Now that you know that taking medications as directed by your doctor is a very important part of staying healthy and preventing a cardiovascular event such as a heart attack or stroke, here are some factors to consider as you move forward with taking long-term medications.

Knowing your medications and how to take them

Keeping track of your medications and when to take them can be overwhelming. A good place to start is to know what each pill looks like and what it’s supposed to do. It will help you make sure you’re taking the right medication and remind you of its importance. If you're on multiple medications, a pill box, available in grocery stores/pharmacies, may be helpful. Pill reminder apps are also available for your smartphone. 

Poor metabolizers (nonresponders)

Clopidogrel (Plavix), an antiplatelet medication, can be less effective for a small percentage of the population who carry a particular gene. Unfortunately, there are no specific signs or symptoms to help determine whether you’re at risk. Complying with your doctor's recommendations is the most important thing you can do.

Medication safety

It’s very important that your primary care physician, cardiologist, and any other doctor providing care and treatment knows about all medication you take, including prescription drugs, supplements, and over-the-counter medication.

Reading medication labels

Your medication labels provide important information about how much to take and how often as well as important information taking it with other medication. 

Affording your medications

One of the most common reasons for people not taking their medication is the cost. Yes, it can be very expensive, but don’t be embarrassed to admit that you’re concerned about the cost. It’s in your best interest to explore ways to afford the medication you need and to save money where you can with generics, discounts, free samples, assistance programs, and clinical trials. 

Using your pharmacist as a resource

You might be surprised to learn that a pharmacist can answer many of your most pressing questions about your medication, including questions about insurance, generic drugs, interactions, safety, discounts, storage, and disposal. You might save a few dollars by going someplace new or ordering from online pharmacies, but you won’t have the support, information, and peace of mind that you will have with a pharmacist you know by name and reputation. Your pharmacist can also inform you of the cost savings related to alternate drugs in the same class of drugs. 

Tips for caregivers

Managing multiple medications isn’t easy, so it helps to have a caring team. Take the time to learn about all the medications your loved one is taking. Maybe you can offer some suggestions to help them remember when to take their pills.

The most important thing to remember about medication is taking it as directed by a doctor. Even if you hear something negative about it on the news or someone tells your loved one to stop taking it before a procedure, check with a doctor first before reducing or stopping a medication.

Age, side effects, and drug interactions

If you do take more than a few medications, it’s important to go over them at least once a year with your doctor to eliminate any that are unnecessary and to identify drug interactions. And don’t forget to include supplements and over-the-counter medications. Access to your own electronic health record (EHR) lets you update your medications.

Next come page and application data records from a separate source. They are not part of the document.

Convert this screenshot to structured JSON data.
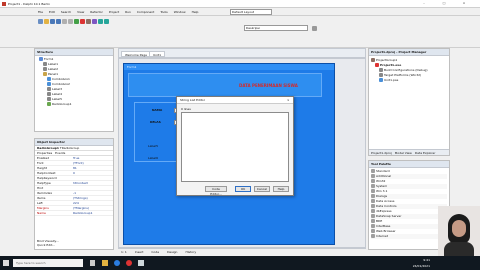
{
  "app": {
    "title": "Project1 - Delphi 10.1 Berlin",
    "menu": [
      "File",
      "Edit",
      "Search",
      "View",
      "Refactor",
      "Project",
      "Run",
      "Component",
      "Tools",
      "Window",
      "Help"
    ],
    "layout": "Default Layout",
    "search_placeholder": "Deskripsi"
  },
  "structure": {
    "title": "Structure",
    "items": [
      "Form1",
      "Label1",
      "Label2",
      "Panel1",
      "Combobox1",
      "Combobox2",
      "Label3",
      "Label4",
      "Label5",
      "RadioGroup1"
    ]
  },
  "inspector": {
    "title": "Object Inspector",
    "object": "RadioGroup1",
    "object_type": "TRadioGroup",
    "tabs": [
      "Properties",
      "Events"
    ],
    "rows": [
      [
        "Enabled",
        "True"
      ],
      [
        "Font",
        "(TFont)"
      ],
      [
        "Height",
        "81"
      ],
      [
        "HelpContext",
        "0"
      ],
      [
        "HelpKeyword",
        ""
      ],
      [
        "HelpType",
        "htContext"
      ],
      [
        "Hint",
        ""
      ],
      [
        "ItemIndex",
        "-1"
      ],
      [
        "Items",
        "(TStrings)"
      ],
      [
        "Left",
        "224"
      ],
      [
        "Margins",
        "(TMargins)"
      ],
      [
        "Name",
        "RadioGroup1"
      ]
    ],
    "footer": [
      "Bind Visually...",
      "Quick Edit..."
    ]
  },
  "designer": {
    "tabs": [
      "Welcome Page",
      "Unit1"
    ],
    "form_caption": "Form1",
    "heading": "DATA PENERIMAAN SISWA",
    "labels": [
      "NAMA",
      "KELAS",
      "Label5",
      "Label6"
    ]
  },
  "dialog": {
    "title": "String List Editor",
    "count_label": "0 lines",
    "buttons": [
      "Code Editor...",
      "OK",
      "Cancel",
      "Help"
    ]
  },
  "project": {
    "title": "Project1.dproj - Project Manager",
    "items": [
      "ProjectGroup1",
      "Project1.exe",
      "Build Configurations (Debug)",
      "Target Platforms (Win32)",
      "Unit1.pas"
    ],
    "tabs": [
      "Project1.dproj",
      "Model View",
      "Data Explorer"
    ]
  },
  "palette": {
    "title": "Tool Palette",
    "items": [
      "Standard",
      "Additional",
      "Win32",
      "System",
      "Win 3.1",
      "Dialogs",
      "Data Access",
      "Data Controls",
      "dbExpress",
      "DataSnap Server",
      "BDE",
      "InterBase",
      "Web Browser",
      "Internet"
    ]
  },
  "status": {
    "left": "1: 1",
    "mode": "Insert",
    "tabs": [
      "Code",
      "Design",
      "History"
    ]
  },
  "taskbar": {
    "search_placeholder": "Type here to search",
    "time": "9:41",
    "date": "24/01/2021"
  },
  "colors": {
    "form_blue": "#1e7be8",
    "panel_blue": "#2e8ef0",
    "heading_red": "#d42a2a",
    "taskbar": "#101820"
  }
}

As a senior, taking care of yourself can become even more challenging, and you’re at a greater risk for problems with your medications such as depression, constipation, and confusion. Also, some side effects, for example dizziness, can lead to other problems such as losing your balance, falling down, and hurting yourself. Older adults also have more problems than younger people with certain drugs. Check Beer’s Criteria for medications that people over 65 should avoid and always check with your doctor.

Physical limitations

Finally, it’s important to remember that your hearing, vision, and memory may not be what they used be, which can interfere with communication among you, your doctor, and any other caregivers. So, whenever possible, ask questions and repeat instructions to ensure you understand everything correctly.